=== Begin Enclosure ===
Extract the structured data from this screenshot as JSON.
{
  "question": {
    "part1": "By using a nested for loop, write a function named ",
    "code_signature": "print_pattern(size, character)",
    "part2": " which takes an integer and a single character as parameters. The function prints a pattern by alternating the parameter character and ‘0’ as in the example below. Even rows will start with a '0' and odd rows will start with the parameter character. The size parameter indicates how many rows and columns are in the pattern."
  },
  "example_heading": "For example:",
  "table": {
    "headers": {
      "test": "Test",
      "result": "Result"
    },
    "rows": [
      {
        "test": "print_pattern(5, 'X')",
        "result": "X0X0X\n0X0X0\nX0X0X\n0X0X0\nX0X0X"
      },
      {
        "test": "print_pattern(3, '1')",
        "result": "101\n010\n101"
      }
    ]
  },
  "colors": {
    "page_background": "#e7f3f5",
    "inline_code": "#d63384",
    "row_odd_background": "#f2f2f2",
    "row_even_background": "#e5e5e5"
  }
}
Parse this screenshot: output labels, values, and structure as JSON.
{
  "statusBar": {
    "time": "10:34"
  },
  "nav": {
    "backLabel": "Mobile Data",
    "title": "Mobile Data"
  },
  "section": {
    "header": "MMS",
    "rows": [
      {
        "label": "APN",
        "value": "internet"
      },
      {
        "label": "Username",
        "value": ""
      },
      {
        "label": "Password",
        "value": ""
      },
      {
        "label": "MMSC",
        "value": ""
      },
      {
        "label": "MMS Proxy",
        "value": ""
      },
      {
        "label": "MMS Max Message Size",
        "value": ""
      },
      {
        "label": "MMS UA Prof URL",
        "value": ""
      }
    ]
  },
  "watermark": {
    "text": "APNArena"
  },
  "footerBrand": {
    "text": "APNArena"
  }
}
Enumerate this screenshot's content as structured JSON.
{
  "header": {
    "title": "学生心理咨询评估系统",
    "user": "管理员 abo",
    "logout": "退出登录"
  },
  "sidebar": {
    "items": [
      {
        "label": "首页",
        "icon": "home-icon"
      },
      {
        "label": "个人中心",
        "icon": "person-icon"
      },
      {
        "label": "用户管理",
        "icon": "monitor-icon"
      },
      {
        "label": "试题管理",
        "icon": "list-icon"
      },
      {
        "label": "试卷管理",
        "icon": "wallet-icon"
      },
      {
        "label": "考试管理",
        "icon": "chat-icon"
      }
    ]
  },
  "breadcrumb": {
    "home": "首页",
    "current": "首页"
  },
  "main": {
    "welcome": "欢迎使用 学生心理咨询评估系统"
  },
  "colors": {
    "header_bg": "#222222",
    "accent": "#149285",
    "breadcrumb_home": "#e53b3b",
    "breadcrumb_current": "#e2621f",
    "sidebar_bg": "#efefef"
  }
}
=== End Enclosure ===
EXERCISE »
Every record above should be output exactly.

EXERCISE ANSWER »
Extract the structured data from this screenshot as JSON.
{
  "question": {
    "part1": "By using a nested for loop, write a function named ",
    "code_signature": "print_pattern(size, character)",
    "part2": " which takes an integer and a single character as parameters. The function prints a pattern by alternating the parameter character and ‘0’ as in the example below. Even rows will start with a '0' and odd rows will start with the parameter character. The size parameter indicates how many rows and columns are in the pattern."
  },
  "example_heading": "For example:",
  "table": {
    "headers": {
      "test": "Test",
      "result": "Result"
    },
    "rows": [
      {
        "test": "print_pattern(5, 'X')",
        "result": "X0X0X\n0X0X0\nX0X0X\n0X0X0\nX0X0X"
      },
      {
        "test": "print_pattern(3, '1')",
        "result": "101\n010\n101"
      }
    ]
  },
  "colors": {
    "page_background": "#e7f3f5",
    "inline_code": "#d63384",
    "row_odd_background": "#f2f2f2",
    "row_even_background": "#e5e5e5"
  }
}
Parse this screenshot: output labels, values, and structure as JSON.
{
  "statusBar": {
    "time": "10:34"
  },
  "nav": {
    "backLabel": "Mobile Data",
    "title": "Mobile Data"
  },
  "section": {
    "header": "MMS",
    "rows": [
      {
        "label": "APN",
        "value": "internet"
      },
      {
        "label": "Username",
        "value": ""
      },
      {
        "label": "Password",
        "value": ""
      },
      {
        "label": "MMSC",
        "value": ""
      },
      {
        "label": "MMS Proxy",
        "value": ""
      },
      {
        "label": "MMS Max Message Size",
        "value": ""
      },
      {
        "label": "MMS UA Prof URL",
        "value": ""
      }
    ]
  },
  "watermark": {
    "text": "APNArena"
  },
  "footerBrand": {
    "text": "APNArena"
  }
}
Enumerate this screenshot's content as structured JSON.
{
  "header": {
    "title": "学生心理咨询评估系统",
    "user": "管理员 abo",
    "logout": "退出登录"
  },
  "sidebar": {
    "items": [
      {
        "label": "首页",
        "icon": "home-icon"
      },
      {
        "label": "个人中心",
        "icon": "person-icon"
      },
      {
        "label": "用户管理",
        "icon": "monitor-icon"
      },
      {
        "label": "试题管理",
        "icon": "list-icon"
      },
      {
        "label": "试卷管理",
        "icon": "wallet-icon"
      },
      {
        "label": "考试管理",
        "icon": "chat-icon"
      }
    ]
  },
  "breadcrumb": {
    "home": "首页",
    "current": "首页"
  },
  "main": {
    "welcome": "欢迎使用 学生心理咨询评估系统"
  },
  "colors": {
    "header_bg": "#222222",
    "accent": "#149285",
    "breadcrumb_home": "#e53b3b",
    "breadcrumb_current": "#e2621f",
    "sidebar_bg": "#efefef"
  }
}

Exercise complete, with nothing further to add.